§ What the task asks
All of the records below must be output exactly, with no pictures carried over.

§ Records to use
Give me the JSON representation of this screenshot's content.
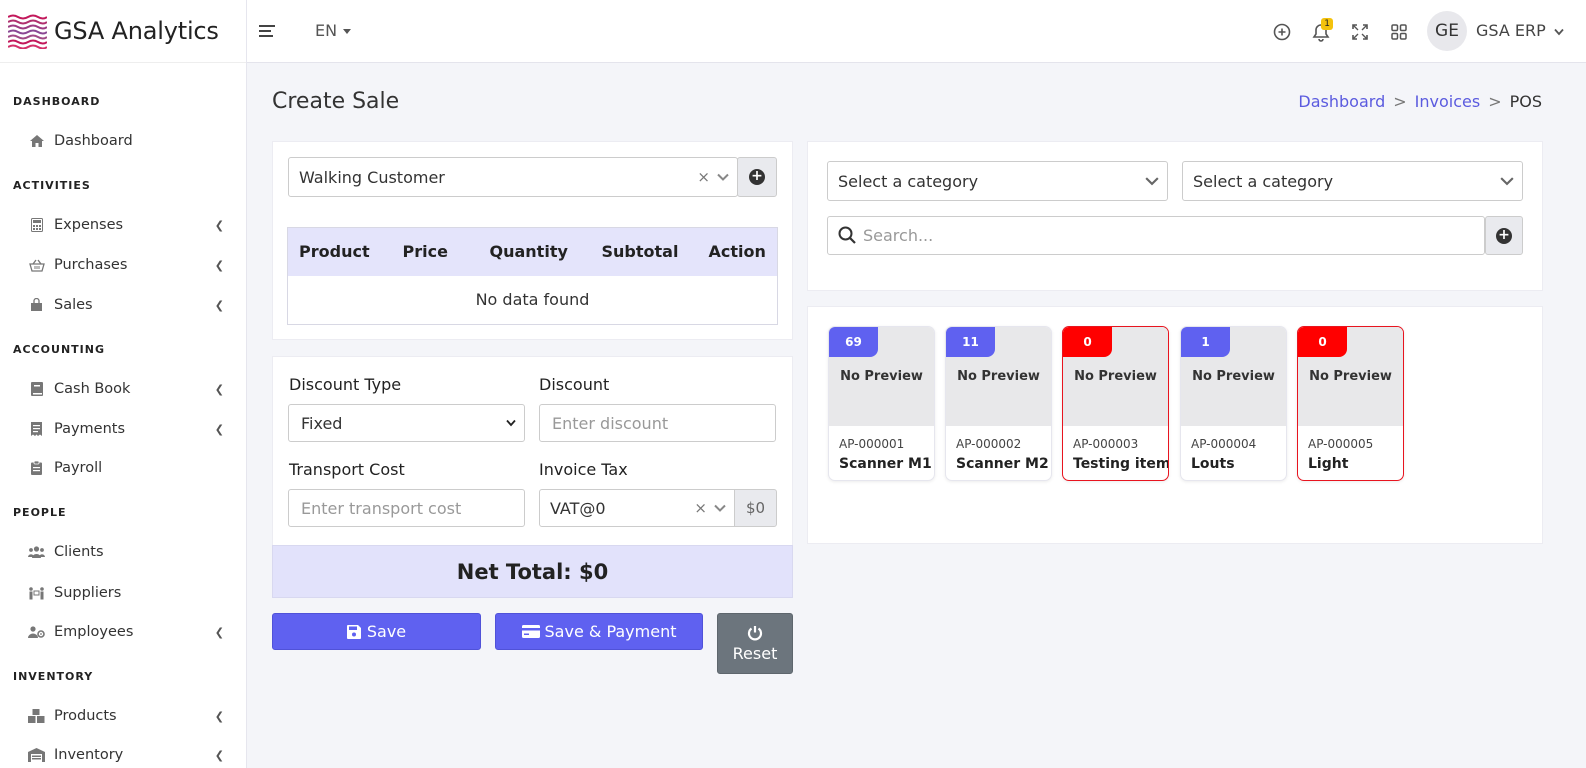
{
  "brand": {
    "name": "GSA Analytics"
  },
  "topbar": {
    "language": "EN",
    "notifications_count": "1",
    "avatar_initials": "GE",
    "user_name": "GSA ERP"
  },
  "sidebar": {
    "sections": [
      {
        "title": "DASHBOARD",
        "items": [
          {
            "label": "Dashboard",
            "icon": "home-icon",
            "has_submenu": false
          }
        ]
      },
      {
        "title": "ACTIVITIES",
        "items": [
          {
            "label": "Expenses",
            "icon": "calculator-icon",
            "has_submenu": true
          },
          {
            "label": "Purchases",
            "icon": "basket-icon",
            "has_submenu": true
          },
          {
            "label": "Sales",
            "icon": "shopping-bag-icon",
            "has_submenu": true
          }
        ]
      },
      {
        "title": "ACCOUNTING",
        "items": [
          {
            "label": "Cash Book",
            "icon": "book-icon",
            "has_submenu": true
          },
          {
            "label": "Payments",
            "icon": "receipt-icon",
            "has_submenu": true
          },
          {
            "label": "Payroll",
            "icon": "clipboard-icon",
            "has_submenu": false
          }
        ]
      },
      {
        "title": "PEOPLE",
        "items": [
          {
            "label": "Clients",
            "icon": "users-icon",
            "has_submenu": false
          },
          {
            "label": "Suppliers",
            "icon": "people-carry-icon",
            "has_submenu": false
          },
          {
            "label": "Employees",
            "icon": "users-cog-icon",
            "has_submenu": true
          }
        ]
      },
      {
        "title": "INVENTORY",
        "items": [
          {
            "label": "Products",
            "icon": "boxes-icon",
            "has_submenu": true
          },
          {
            "label": "Inventory",
            "icon": "warehouse-icon",
            "has_submenu": true
          }
        ]
      }
    ]
  },
  "page": {
    "title": "Create Sale",
    "breadcrumb": {
      "dashboard": "Dashboard",
      "invoices": "Invoices",
      "sep": ">",
      "current": "POS"
    }
  },
  "customer": {
    "selected": "Walking Customer",
    "clear": "×"
  },
  "cart_table": {
    "headers": [
      "Product",
      "Price",
      "Quantity",
      "Subtotal",
      "Action"
    ],
    "empty_message": "No data found"
  },
  "summary": {
    "discount_type_label": "Discount Type",
    "discount_type_value": "Fixed",
    "discount_label": "Discount",
    "discount_placeholder": "Enter discount",
    "transport_label": "Transport Cost",
    "transport_placeholder": "Enter transport cost",
    "tax_label": "Invoice Tax",
    "tax_value": "VAT@0",
    "tax_amount": "$0",
    "net_total_label": "Net Total:",
    "net_total_value": "$0"
  },
  "actions": {
    "save": "Save",
    "save_payment": "Save & Payment",
    "reset": "Reset"
  },
  "filters": {
    "category_1": "Select a category",
    "category_2": "Select a category",
    "search_placeholder": "Search..."
  },
  "products": [
    {
      "stock": "69",
      "preview": "No Preview",
      "code": "AP-000001",
      "name": "Scanner M1",
      "out_of_stock": false
    },
    {
      "stock": "11",
      "preview": "No Preview",
      "code": "AP-000002",
      "name": "Scanner M2",
      "out_of_stock": false
    },
    {
      "stock": "0",
      "preview": "No Preview",
      "code": "AP-000003",
      "name": "Testing item",
      "out_of_stock": true
    },
    {
      "stock": "1",
      "preview": "No Preview",
      "code": "AP-000004",
      "name": "Louts",
      "out_of_stock": false
    },
    {
      "stock": "0",
      "preview": "No Preview",
      "code": "AP-000005",
      "name": "Light",
      "out_of_stock": true
    }
  ],
  "colors": {
    "primary": "#5f61f0",
    "danger": "#ff0000",
    "table_header": "#e4e4fb",
    "reset_button": "#6c757d"
  }
}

§ Solution to the exercise
Give me the JSON representation of this screenshot's content.
{
  "brand": {
    "name": "GSA Analytics"
  },
  "topbar": {
    "language": "EN",
    "notifications_count": "1",
    "avatar_initials": "GE",
    "user_name": "GSA ERP"
  },
  "sidebar": {
    "sections": [
      {
        "title": "DASHBOARD",
        "items": [
          {
            "label": "Dashboard",
            "icon": "home-icon",
            "has_submenu": false
          }
        ]
      },
      {
        "title": "ACTIVITIES",
        "items": [
          {
            "label": "Expenses",
            "icon": "calculator-icon",
            "has_submenu": true
          },
          {
            "label": "Purchases",
            "icon": "basket-icon",
            "has_submenu": true
          },
          {
            "label": "Sales",
            "icon": "shopping-bag-icon",
            "has_submenu": true
          }
        ]
      },
      {
        "title": "ACCOUNTING",
        "items": [
          {
            "label": "Cash Book",
            "icon": "book-icon",
            "has_submenu": true
          },
          {
            "label": "Payments",
            "icon": "receipt-icon",
            "has_submenu": true
          },
          {
            "label": "Payroll",
            "icon": "clipboard-icon",
            "has_submenu": false
          }
        ]
      },
      {
        "title": "PEOPLE",
        "items": [
          {
            "label": "Clients",
            "icon": "users-icon",
            "has_submenu": false
          },
          {
            "label": "Suppliers",
            "icon": "people-carry-icon",
            "has_submenu": false
          },
          {
            "label": "Employees",
            "icon": "users-cog-icon",
            "has_submenu": true
          }
        ]
      },
      {
        "title": "INVENTORY",
        "items": [
          {
            "label": "Products",
            "icon": "boxes-icon",
            "has_submenu": true
          },
          {
            "label": "Inventory",
            "icon": "warehouse-icon",
            "has_submenu": true
          }
        ]
      }
    ]
  },
  "page": {
    "title": "Create Sale",
    "breadcrumb": {
      "dashboard": "Dashboard",
      "invoices": "Invoices",
      "sep": ">",
      "current": "POS"
    }
  },
  "customer": {
    "selected": "Walking Customer",
    "clear": "×"
  },
  "cart_table": {
    "headers": [
      "Product",
      "Price",
      "Quantity",
      "Subtotal",
      "Action"
    ],
    "empty_message": "No data found"
  },
  "summary": {
    "discount_type_label": "Discount Type",
    "discount_type_value": "Fixed",
    "discount_label": "Discount",
    "discount_placeholder": "Enter discount",
    "transport_label": "Transport Cost",
    "transport_placeholder": "Enter transport cost",
    "tax_label": "Invoice Tax",
    "tax_value": "VAT@0",
    "tax_amount": "$0",
    "net_total_label": "Net Total:",
    "net_total_value": "$0"
  },
  "actions": {
    "save": "Save",
    "save_payment": "Save & Payment",
    "reset": "Reset"
  },
  "filters": {
    "category_1": "Select a category",
    "category_2": "Select a category",
    "search_placeholder": "Search..."
  },
  "products": [
    {
      "stock": "69",
      "preview": "No Preview",
      "code": "AP-000001",
      "name": "Scanner M1",
      "out_of_stock": false
    },
    {
      "stock": "11",
      "preview": "No Preview",
      "code": "AP-000002",
      "name": "Scanner M2",
      "out_of_stock": false
    },
    {
      "stock": "0",
      "preview": "No Preview",
      "code": "AP-000003",
      "name": "Testing item",
      "out_of_stock": true
    },
    {
      "stock": "1",
      "preview": "No Preview",
      "code": "AP-000004",
      "name": "Louts",
      "out_of_stock": false
    },
    {
      "stock": "0",
      "preview": "No Preview",
      "code": "AP-000005",
      "name": "Light",
      "out_of_stock": true
    }
  ],
  "colors": {
    "primary": "#5f61f0",
    "danger": "#ff0000",
    "table_header": "#e4e4fb",
    "reset_button": "#6c757d"
  }
}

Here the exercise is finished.